Date of Inspection: 7 December 2012
Date of Publication: 1 January 2013
Inspection Report published 1 January 2013 PDF

People should be treated with respect, involved in discussions about their care and treatment and able to influence how the service is run (outcome 1)

Meeting this standard

We checked that people who use this service

  • Understand the care, treatment and support choices available to them.
  • Can express their views, so far as they are able to do so, and are involved in making decisions about their care, treatment and support.
  • Have their privacy, dignity and independence respected.
  • Have their views and experiences taken into account in the way the service is provided and delivered.

How this check was done

We reviewed all the information we have gathered about Cricklade House Residential Home, looked at the personal care or treatment records of people who use the service, reviewed information sent to us by other organisations and carried out a visit on 7 December 2012. We observed how people were being cared for, checked how people were cared for at each stage of their treatment and care, talked with people who represent the interests of people who use services and talked with people who use the service. We talked with carers and / or family members, talked with staff and talked with stakeholders.

Our judgement

People’s privacy, dignity and independence were respected.

Reasons for our judgement

People who used the service understood the care and treatment choices available to them. All four people who used the service were able to express their views. They had their views and experiences taken into account in the way the service was provided. Individual preferences for same gender carers was respected, female staff only were employed in the home.

A person we spoke with told us they enjoyed living in a small domestic style setting, they said "it is a homely place and we sit down together at mealtimes just like a family".

A relative spoken with said "it is quite a special house and such caring staff, it is the most appropriate setting with low numbers to be cared for".

People's religious needs were met. One person liked to attend Sunday worship, and staff supported them to do this.

The environment was inclusive and staff practices observed promoted the privacy and dignity of people. A carer demonstrated this; we saw how they managed sensitively a delicate situation in continence management and helped the person appropriately.

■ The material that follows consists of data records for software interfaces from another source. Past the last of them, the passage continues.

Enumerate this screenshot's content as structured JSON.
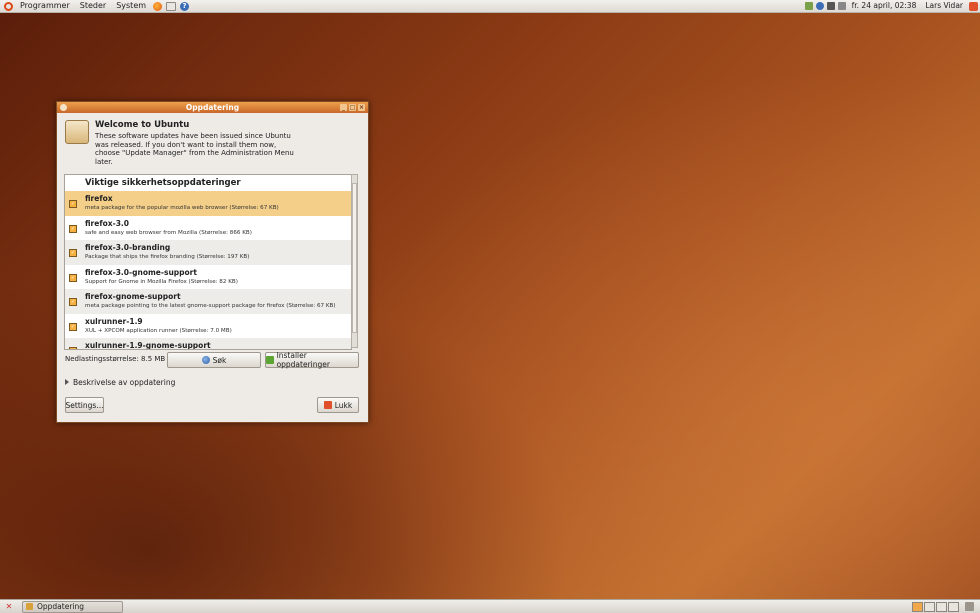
{
  "top_panel": {
    "menus": [
      "Programmer",
      "Steder",
      "System"
    ],
    "clock": "fr. 24 april, 02:38",
    "user": "Lars Vidar"
  },
  "bottom_panel": {
    "task_label": "Oppdatering"
  },
  "window": {
    "title": "Oppdatering",
    "header_title": "Welcome to Ubuntu",
    "header_text": "These software updates have been issued since Ubuntu was released. If you don't want to install them now, choose \"Update Manager\" from the Administration Menu later.",
    "list_heading": "Viktige sikkerhetsoppdateringer",
    "packages": [
      {
        "name": "firefox",
        "desc": "meta package for the popular mozilla web browser (Størrelse: 67 KB)"
      },
      {
        "name": "firefox-3.0",
        "desc": "safe and easy web browser from Mozilla (Størrelse: 866 KB)"
      },
      {
        "name": "firefox-3.0-branding",
        "desc": "Package that ships the firefox branding (Størrelse: 197 KB)"
      },
      {
        "name": "firefox-3.0-gnome-support",
        "desc": "Support for Gnome in Mozilla Firefox (Størrelse: 82 KB)"
      },
      {
        "name": "firefox-gnome-support",
        "desc": "meta package pointing to the latest gnome-support package for firefox (Størrelse: 67 KB)"
      },
      {
        "name": "xulrunner-1.9",
        "desc": "XUL + XPCOM application runner (Størrelse: 7.0 MB)"
      },
      {
        "name": "xulrunner-1.9-gnome-support",
        "desc": ""
      }
    ],
    "download_size": "Nedlastingsstørrelse: 8.5 MB",
    "search_button": "Søk",
    "install_button": "Installer oppdateringer",
    "expander_label": "Beskrivelse av oppdatering",
    "settings_button": "Settings...",
    "close_button": "Lukk"
  }
}
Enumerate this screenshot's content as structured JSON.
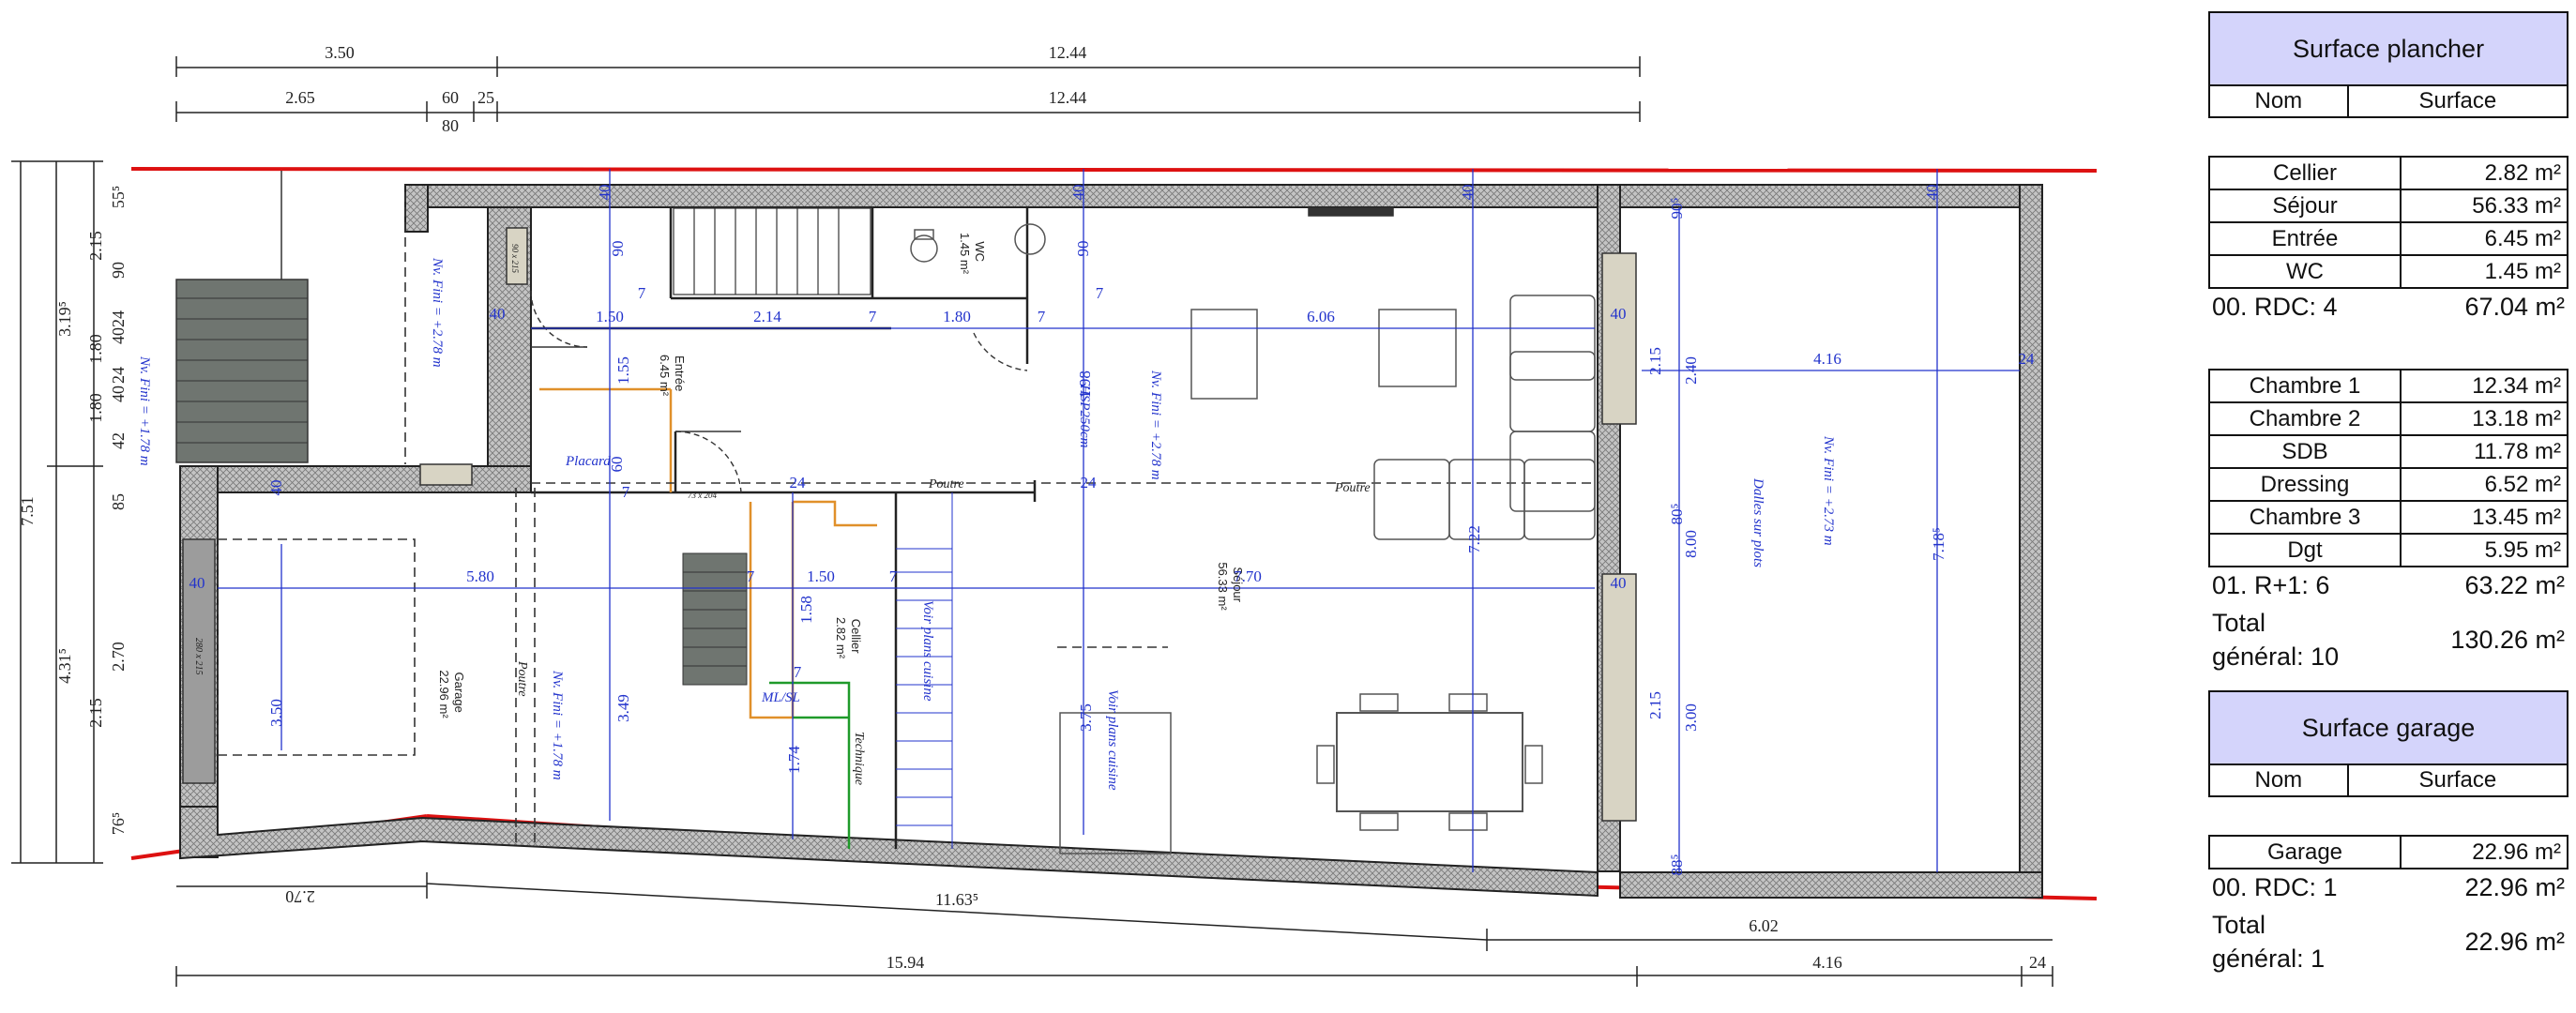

We saw that the manager and staff explained to people their support options. Staff recognised the need for suitable stimulation and were actively listening to and involving people in activities.

People were supported in promoting their independence and community involvement. All staff were aware of communal activities and supported all four people to attend a healthy living centre run by a dementia group. Staff stayed at the centre for the duration of the session. A person told us how much they enjoyed attending this and said "it makes a break for us all to go out for one day every week".

Peoples’ diversity, values and human rights were respected. Relatives we spoke with said they felt the staff treated people with respect and maintained their dignity. A person told us staff understood their specific cultural needs and staff kept their skin creamed daily.